● Work order
Pick out each line of the records in which the word "JSON" appears.

BEGIN Input for this task

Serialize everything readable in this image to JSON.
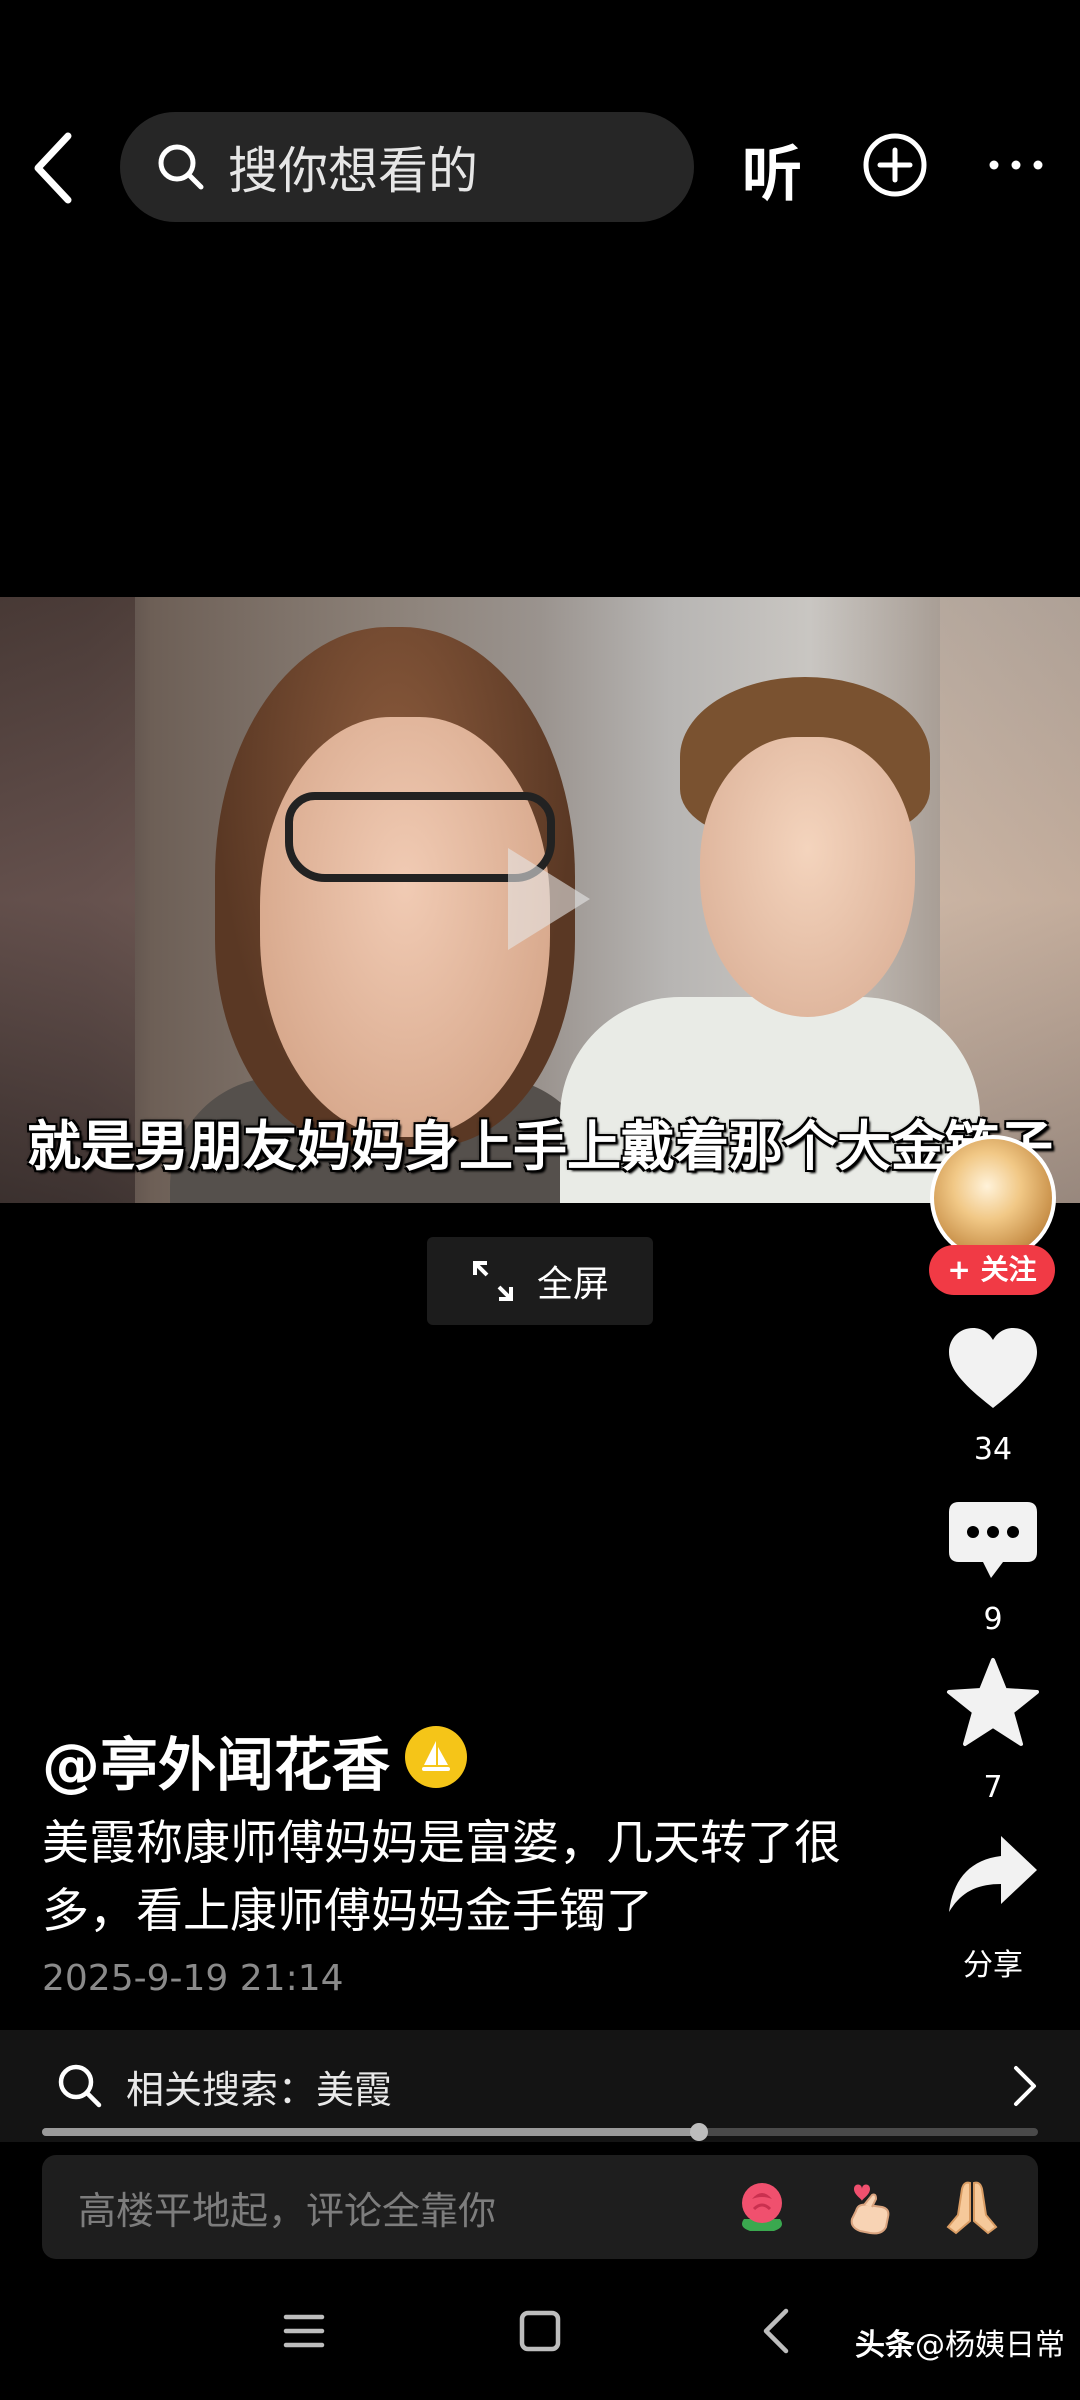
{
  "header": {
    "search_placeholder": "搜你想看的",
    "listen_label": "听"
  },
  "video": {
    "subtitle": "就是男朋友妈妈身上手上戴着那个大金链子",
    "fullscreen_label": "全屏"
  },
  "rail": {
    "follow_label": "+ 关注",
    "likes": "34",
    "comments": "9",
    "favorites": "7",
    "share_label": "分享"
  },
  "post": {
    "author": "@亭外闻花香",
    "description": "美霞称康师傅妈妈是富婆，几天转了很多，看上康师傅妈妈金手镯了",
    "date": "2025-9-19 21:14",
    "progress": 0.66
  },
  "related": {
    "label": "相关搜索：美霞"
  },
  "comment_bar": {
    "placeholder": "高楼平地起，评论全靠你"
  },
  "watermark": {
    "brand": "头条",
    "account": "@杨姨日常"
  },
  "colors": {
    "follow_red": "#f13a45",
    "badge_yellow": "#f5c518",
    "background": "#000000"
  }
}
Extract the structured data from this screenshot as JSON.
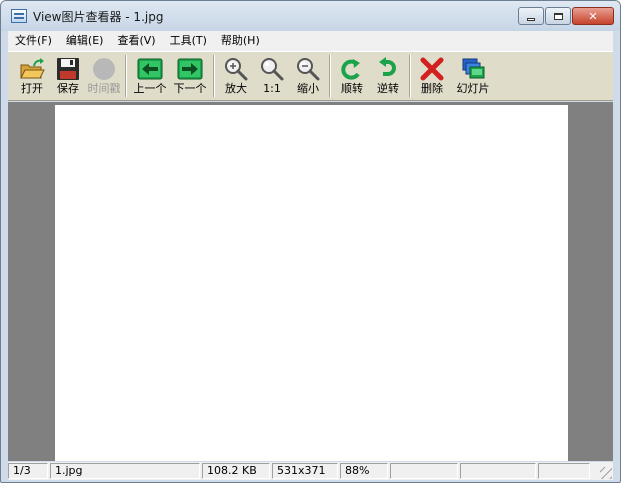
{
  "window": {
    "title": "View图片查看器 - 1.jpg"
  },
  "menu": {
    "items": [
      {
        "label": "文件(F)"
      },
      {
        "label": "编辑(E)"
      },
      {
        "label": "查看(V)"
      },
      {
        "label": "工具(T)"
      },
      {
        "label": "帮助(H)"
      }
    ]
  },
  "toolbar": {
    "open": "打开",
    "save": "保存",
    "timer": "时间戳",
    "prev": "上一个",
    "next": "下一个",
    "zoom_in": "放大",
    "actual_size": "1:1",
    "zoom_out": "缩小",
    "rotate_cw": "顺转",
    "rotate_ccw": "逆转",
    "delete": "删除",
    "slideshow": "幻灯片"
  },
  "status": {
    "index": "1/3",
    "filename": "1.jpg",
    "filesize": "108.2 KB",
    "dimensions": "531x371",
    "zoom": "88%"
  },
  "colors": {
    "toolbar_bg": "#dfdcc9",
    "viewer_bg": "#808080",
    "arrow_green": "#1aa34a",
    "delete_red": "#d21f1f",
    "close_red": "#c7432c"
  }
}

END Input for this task
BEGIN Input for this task

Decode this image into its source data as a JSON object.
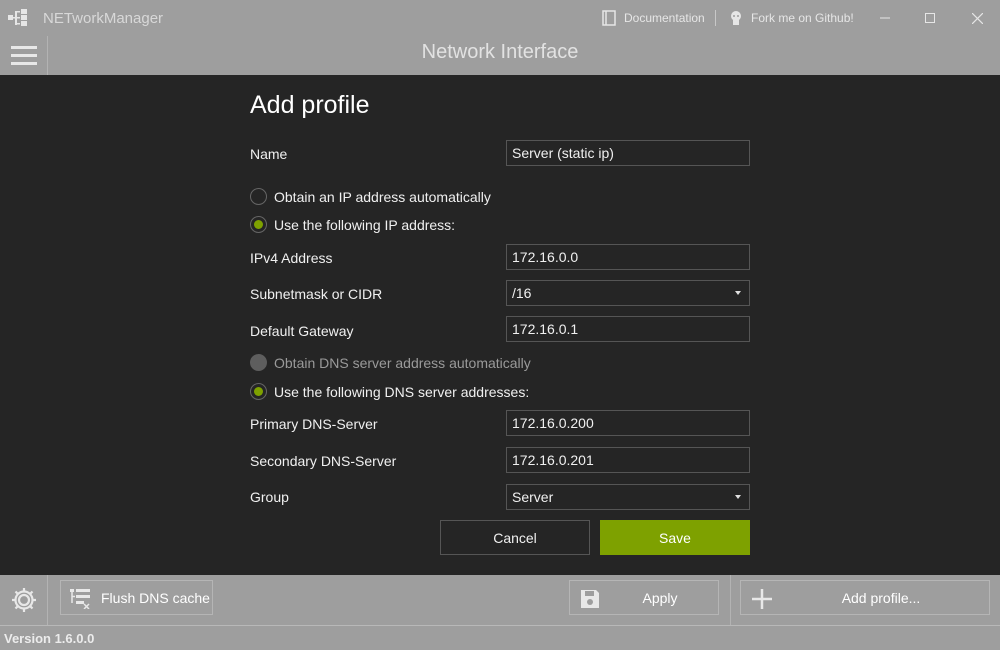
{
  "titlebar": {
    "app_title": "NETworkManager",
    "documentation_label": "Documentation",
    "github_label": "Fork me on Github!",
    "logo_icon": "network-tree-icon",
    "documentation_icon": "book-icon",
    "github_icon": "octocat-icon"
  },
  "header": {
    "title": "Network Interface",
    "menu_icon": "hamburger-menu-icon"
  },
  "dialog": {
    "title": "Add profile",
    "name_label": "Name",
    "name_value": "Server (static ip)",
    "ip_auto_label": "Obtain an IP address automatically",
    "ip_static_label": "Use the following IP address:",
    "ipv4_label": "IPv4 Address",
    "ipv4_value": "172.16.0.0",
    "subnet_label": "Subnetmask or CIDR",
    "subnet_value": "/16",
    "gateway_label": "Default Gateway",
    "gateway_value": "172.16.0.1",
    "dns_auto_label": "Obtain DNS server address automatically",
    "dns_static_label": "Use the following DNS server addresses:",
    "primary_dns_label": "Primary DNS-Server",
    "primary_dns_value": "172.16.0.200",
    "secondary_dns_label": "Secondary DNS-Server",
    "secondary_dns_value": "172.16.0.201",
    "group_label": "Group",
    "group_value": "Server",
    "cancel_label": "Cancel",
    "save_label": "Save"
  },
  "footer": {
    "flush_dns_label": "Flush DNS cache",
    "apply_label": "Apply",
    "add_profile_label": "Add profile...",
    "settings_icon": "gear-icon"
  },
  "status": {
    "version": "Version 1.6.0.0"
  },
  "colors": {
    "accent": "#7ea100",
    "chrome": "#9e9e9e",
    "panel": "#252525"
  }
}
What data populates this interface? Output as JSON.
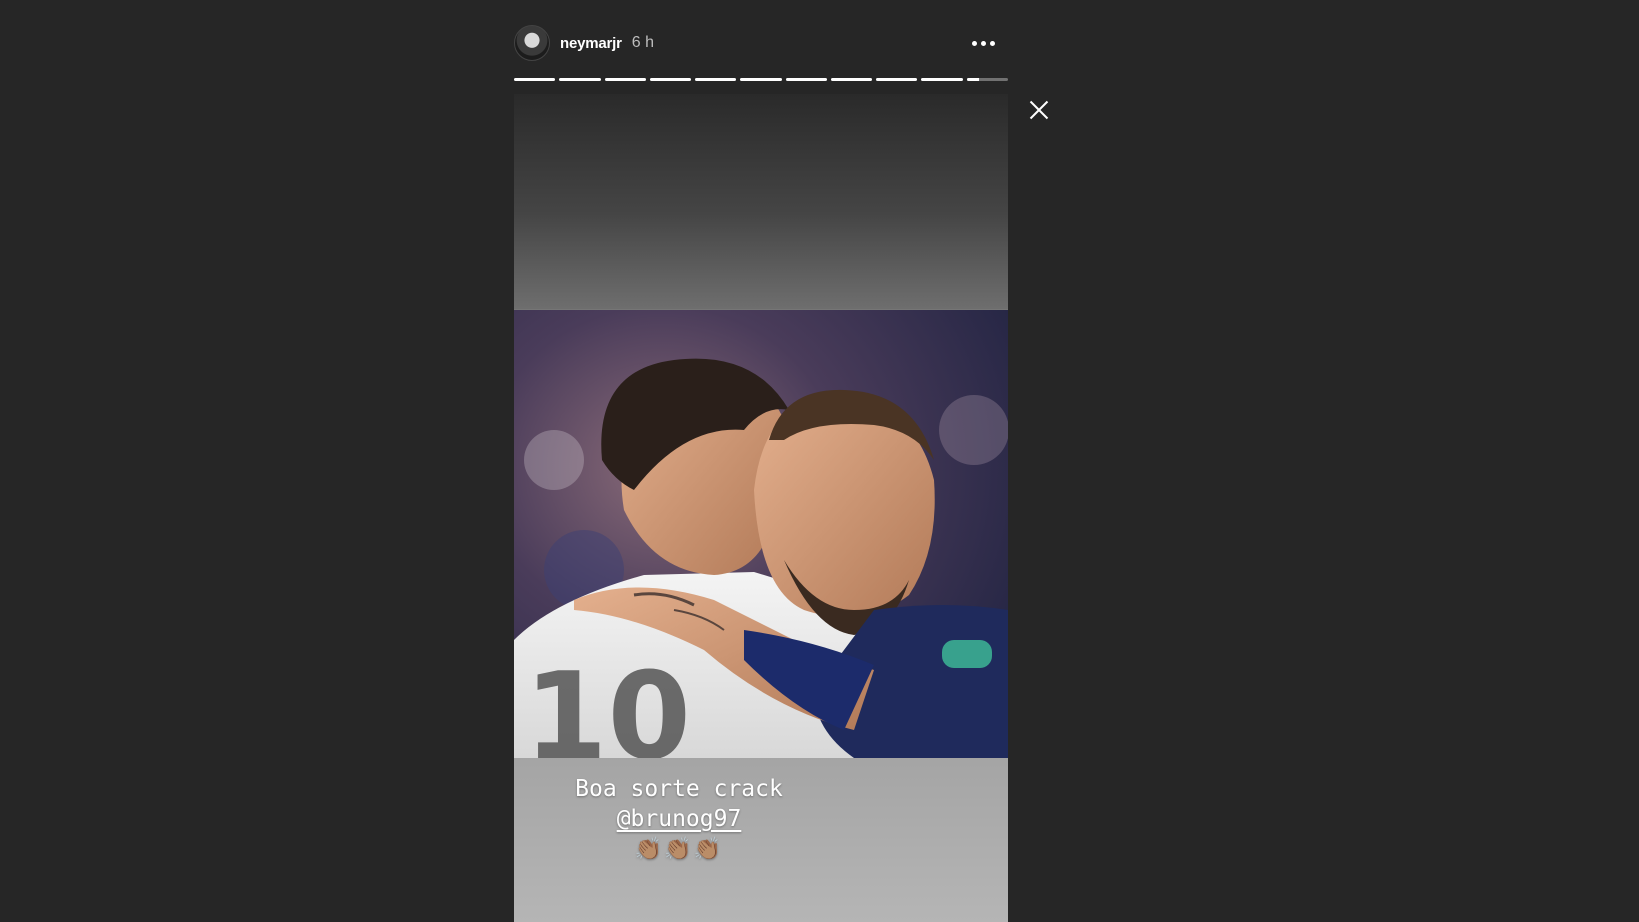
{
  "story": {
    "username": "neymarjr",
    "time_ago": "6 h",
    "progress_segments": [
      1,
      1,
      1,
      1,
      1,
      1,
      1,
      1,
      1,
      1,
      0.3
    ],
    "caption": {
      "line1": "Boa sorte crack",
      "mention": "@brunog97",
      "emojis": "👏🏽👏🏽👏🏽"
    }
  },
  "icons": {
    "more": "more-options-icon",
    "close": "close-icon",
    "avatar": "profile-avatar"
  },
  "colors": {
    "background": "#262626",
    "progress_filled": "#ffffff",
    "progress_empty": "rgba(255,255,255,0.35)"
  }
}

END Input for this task
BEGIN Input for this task

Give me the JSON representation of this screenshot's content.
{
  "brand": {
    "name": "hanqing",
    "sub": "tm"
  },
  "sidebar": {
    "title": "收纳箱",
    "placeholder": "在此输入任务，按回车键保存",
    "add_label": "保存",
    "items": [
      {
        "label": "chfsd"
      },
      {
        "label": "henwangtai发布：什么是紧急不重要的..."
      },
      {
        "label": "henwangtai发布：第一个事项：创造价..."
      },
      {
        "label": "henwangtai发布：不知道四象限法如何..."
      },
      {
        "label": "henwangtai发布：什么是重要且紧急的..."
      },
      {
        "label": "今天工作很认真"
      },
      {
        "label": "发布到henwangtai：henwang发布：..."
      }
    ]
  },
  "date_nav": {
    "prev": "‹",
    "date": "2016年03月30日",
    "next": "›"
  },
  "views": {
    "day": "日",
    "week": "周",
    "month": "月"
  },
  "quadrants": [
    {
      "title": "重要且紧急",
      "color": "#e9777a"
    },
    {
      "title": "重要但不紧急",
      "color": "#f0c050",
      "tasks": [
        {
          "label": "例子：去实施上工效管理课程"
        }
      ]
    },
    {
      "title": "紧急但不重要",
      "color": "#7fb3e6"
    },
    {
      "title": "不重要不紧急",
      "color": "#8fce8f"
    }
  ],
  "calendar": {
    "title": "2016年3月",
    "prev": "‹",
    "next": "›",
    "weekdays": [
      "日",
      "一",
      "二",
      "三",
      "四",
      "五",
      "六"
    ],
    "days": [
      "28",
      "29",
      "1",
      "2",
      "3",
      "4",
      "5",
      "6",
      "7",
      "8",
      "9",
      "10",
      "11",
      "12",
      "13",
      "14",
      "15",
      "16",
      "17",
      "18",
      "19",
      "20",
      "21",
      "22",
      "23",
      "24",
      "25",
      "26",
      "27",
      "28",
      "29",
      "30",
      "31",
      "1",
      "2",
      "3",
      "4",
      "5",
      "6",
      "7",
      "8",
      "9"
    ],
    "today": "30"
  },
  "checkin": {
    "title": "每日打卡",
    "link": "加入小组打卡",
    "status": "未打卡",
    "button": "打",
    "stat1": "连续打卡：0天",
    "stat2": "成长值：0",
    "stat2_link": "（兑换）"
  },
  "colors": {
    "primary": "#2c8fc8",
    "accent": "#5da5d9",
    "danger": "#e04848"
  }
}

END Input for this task

● Written answer
Serialize everything readable in this image to JSON.
Extract the structured data from this screenshot as JSON.
Decode this image into its source data as a JSON object.
What data populates this interface? Output as JSON.
Give me the JSON representation of this screenshot's content.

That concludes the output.